**Provided information**
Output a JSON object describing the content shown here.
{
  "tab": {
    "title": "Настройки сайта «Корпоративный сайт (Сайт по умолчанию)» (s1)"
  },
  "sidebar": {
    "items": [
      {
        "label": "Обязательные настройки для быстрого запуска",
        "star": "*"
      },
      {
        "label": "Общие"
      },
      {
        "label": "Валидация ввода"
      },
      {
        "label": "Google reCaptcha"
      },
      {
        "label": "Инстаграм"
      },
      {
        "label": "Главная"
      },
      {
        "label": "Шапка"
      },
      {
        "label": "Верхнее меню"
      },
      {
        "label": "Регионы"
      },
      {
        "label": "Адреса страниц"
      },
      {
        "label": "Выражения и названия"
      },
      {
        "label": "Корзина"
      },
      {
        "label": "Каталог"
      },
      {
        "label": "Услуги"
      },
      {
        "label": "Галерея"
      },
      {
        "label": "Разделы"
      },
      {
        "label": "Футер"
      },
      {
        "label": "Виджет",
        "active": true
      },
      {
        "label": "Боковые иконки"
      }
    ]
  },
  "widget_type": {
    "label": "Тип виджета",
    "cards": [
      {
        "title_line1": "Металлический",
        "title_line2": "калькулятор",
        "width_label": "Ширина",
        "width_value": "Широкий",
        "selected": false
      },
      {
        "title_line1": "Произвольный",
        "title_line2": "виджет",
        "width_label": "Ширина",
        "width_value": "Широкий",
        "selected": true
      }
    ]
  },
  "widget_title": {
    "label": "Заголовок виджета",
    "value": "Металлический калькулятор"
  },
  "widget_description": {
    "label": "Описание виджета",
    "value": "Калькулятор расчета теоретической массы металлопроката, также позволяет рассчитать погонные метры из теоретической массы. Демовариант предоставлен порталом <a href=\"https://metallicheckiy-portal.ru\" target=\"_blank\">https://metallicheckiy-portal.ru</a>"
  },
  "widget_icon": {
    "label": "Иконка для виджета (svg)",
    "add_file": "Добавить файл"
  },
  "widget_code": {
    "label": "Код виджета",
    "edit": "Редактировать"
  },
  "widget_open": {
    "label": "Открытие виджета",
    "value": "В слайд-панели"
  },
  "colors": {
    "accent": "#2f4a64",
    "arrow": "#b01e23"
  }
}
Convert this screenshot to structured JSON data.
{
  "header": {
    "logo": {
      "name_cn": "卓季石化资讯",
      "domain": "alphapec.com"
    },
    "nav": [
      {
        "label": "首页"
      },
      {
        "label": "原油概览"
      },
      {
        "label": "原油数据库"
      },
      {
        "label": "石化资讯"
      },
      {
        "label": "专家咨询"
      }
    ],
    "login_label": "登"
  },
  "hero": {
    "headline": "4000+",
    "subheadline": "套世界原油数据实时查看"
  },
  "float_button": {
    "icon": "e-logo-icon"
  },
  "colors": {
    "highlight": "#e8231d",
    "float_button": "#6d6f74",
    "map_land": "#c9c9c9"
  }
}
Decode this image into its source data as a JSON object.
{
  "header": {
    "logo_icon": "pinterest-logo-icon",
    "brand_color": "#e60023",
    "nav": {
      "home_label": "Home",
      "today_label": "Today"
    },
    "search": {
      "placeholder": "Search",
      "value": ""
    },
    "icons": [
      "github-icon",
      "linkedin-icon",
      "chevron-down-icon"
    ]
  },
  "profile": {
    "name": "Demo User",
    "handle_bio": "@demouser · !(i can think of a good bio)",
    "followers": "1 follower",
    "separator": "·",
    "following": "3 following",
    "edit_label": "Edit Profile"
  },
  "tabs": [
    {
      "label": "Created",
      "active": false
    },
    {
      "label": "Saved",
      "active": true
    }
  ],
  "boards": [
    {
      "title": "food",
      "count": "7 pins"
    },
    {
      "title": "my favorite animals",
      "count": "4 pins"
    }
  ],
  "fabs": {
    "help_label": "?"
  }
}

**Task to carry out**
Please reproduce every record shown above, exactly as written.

**Your response**
Output a JSON object describing the content shown here.
{
  "tab": {
    "title": "Настройки сайта «Корпоративный сайт (Сайт по умолчанию)» (s1)"
  },
  "sidebar": {
    "items": [
      {
        "label": "Обязательные настройки для быстрого запуска",
        "star": "*"
      },
      {
        "label": "Общие"
      },
      {
        "label": "Валидация ввода"
      },
      {
        "label": "Google reCaptcha"
      },
      {
        "label": "Инстаграм"
      },
      {
        "label": "Главная"
      },
      {
        "label": "Шапка"
      },
      {
        "label": "Верхнее меню"
      },
      {
        "label": "Регионы"
      },
      {
        "label": "Адреса страниц"
      },
      {
        "label": "Выражения и названия"
      },
      {
        "label": "Корзина"
      },
      {
        "label": "Каталог"
      },
      {
        "label": "Услуги"
      },
      {
        "label": "Галерея"
      },
      {
        "label": "Разделы"
      },
      {
        "label": "Футер"
      },
      {
        "label": "Виджет",
        "active": true
      },
      {
        "label": "Боковые иконки"
      }
    ]
  },
  "widget_type": {
    "label": "Тип виджета",
    "cards": [
      {
        "title_line1": "Металлический",
        "title_line2": "калькулятор",
        "width_label": "Ширина",
        "width_value": "Широкий",
        "selected": false
      },
      {
        "title_line1": "Произвольный",
        "title_line2": "виджет",
        "width_label": "Ширина",
        "width_value": "Широкий",
        "selected": true
      }
    ]
  },
  "widget_title": {
    "label": "Заголовок виджета",
    "value": "Металлический калькулятор"
  },
  "widget_description": {
    "label": "Описание виджета",
    "value": "Калькулятор расчета теоретической массы металлопроката, также позволяет рассчитать погонные метры из теоретической массы. Демовариант предоставлен порталом <a href=\"https://metallicheckiy-portal.ru\" target=\"_blank\">https://metallicheckiy-portal.ru</a>"
  },
  "widget_icon": {
    "label": "Иконка для виджета (svg)",
    "add_file": "Добавить файл"
  },
  "widget_code": {
    "label": "Код виджета",
    "edit": "Редактировать"
  },
  "widget_open": {
    "label": "Открытие виджета",
    "value": "В слайд-панели"
  },
  "colors": {
    "accent": "#2f4a64",
    "arrow": "#b01e23"
  }
}
Convert this screenshot to structured JSON data.
{
  "header": {
    "logo": {
      "name_cn": "卓季石化资讯",
      "domain": "alphapec.com"
    },
    "nav": [
      {
        "label": "首页"
      },
      {
        "label": "原油概览"
      },
      {
        "label": "原油数据库"
      },
      {
        "label": "石化资讯"
      },
      {
        "label": "专家咨询"
      }
    ],
    "login_label": "登"
  },
  "hero": {
    "headline": "4000+",
    "subheadline": "套世界原油数据实时查看"
  },
  "float_button": {
    "icon": "e-logo-icon"
  },
  "colors": {
    "highlight": "#e8231d",
    "float_button": "#6d6f74",
    "map_land": "#c9c9c9"
  }
}
Decode this image into its source data as a JSON object.
{
  "header": {
    "logo_icon": "pinterest-logo-icon",
    "brand_color": "#e60023",
    "nav": {
      "home_label": "Home",
      "today_label": "Today"
    },
    "search": {
      "placeholder": "Search",
      "value": ""
    },
    "icons": [
      "github-icon",
      "linkedin-icon",
      "chevron-down-icon"
    ]
  },
  "profile": {
    "name": "Demo User",
    "handle_bio": "@demouser · !(i can think of a good bio)",
    "followers": "1 follower",
    "separator": "·",
    "following": "3 following",
    "edit_label": "Edit Profile"
  },
  "tabs": [
    {
      "label": "Created",
      "active": false
    },
    {
      "label": "Saved",
      "active": true
    }
  ],
  "boards": [
    {
      "title": "food",
      "count": "7 pins"
    },
    {
      "title": "my favorite animals",
      "count": "4 pins"
    }
  ],
  "fabs": {
    "help_label": "?"
  }
}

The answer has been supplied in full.